Monday, November 12, 2001
Harry Potter and the Philosopher’s Stone’ is that rarest of birds – a big-budget adaptation of a successful book that works. And it not only works, it also remains true to the plot, vision and values of the original.
Normally, ‘based on the novel by . . . ‘ means ‘well, it’s got the same title’, or at the very best ‘it was all going fine until we did the test screenings, and then we had to reshoot the ending’.
But here the film does exactly what it says on the tin.
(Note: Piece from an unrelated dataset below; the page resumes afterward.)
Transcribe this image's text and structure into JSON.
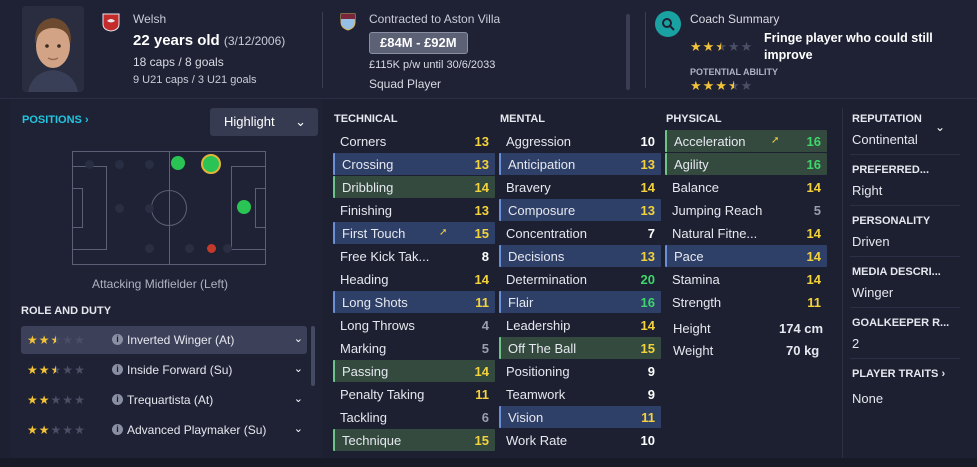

Aside from the most minor changes to the plot, we get the full story told in a faithful way, even down to the set design, where everything we’re told about Hogwarts is included (candles floating in the air over the dining hall tables, for example), and augmented by sympathetic details not in the book (like the medieval feel for the quidditch stadium).
And the casting is excellent: Richard Harris, John Hurt, Alan Rickman, Ian Hart (that’s John Lennon in ‘Backbeat’, not left back at Elland Road), Fiona Shaw, Maggie Smith, John Cleese, Julie Walters, Robbie Coltrane and Zoe Wannamaker. Some of them have no more than a handful of lines, but they add such heft to the film that you can forgive the three child stars when they falter a little.
If there’s heft from the cast, then there’s even more solidity from the story itself, an unlikely collision between a universal myth and an English boarding school jape. The narrative as Harry moves from neglected orphan to chosen one in a fight between good and evil is a classic mythic trope, and any similarities with ‘Star Wars’ are entirely deliberate, as they both draw on the same sources. Where George Lucas added space ships and blasters, Rowling adds dormitories and house points, but it’s a tribute to the film-makers that they left well alone. Voldemort is Darth Vader – the talented master of magic who went over to the Dark Side – but he’s also Lucifer, Sauron and any number of other examples of hubristic evil. And no prizes for seeing Harry as Luke Skywalker or Frodo Baggins.
My fear with the film version was that this sense of real badness would be toned down, but the movie is appropriately gruesome, and doesn’t pull any punches with some of the more graphic elements in the book. As one little girl remarked after the showing I saw, ‘it’s scary, disgusting but good’.
One result of this fidelity to the book is that the film runs for two and a half hours, but the thing is so carefully plotted and well-played that you scarecely feel the time drag. After the great immediacy of the quidditch match things get a little slow for a while, but in a cinema packed with kids, I didn’t see much restlessness at all.
So if you like the books, you won’t be disappointed in the film. If you’ve never read Harry Potter, the film gives you such a faithful version of the first book that you may as well just jump straight in with this. And don’t believe anyone who tells you that the book’s better, because what you’re seeing _is_ the book.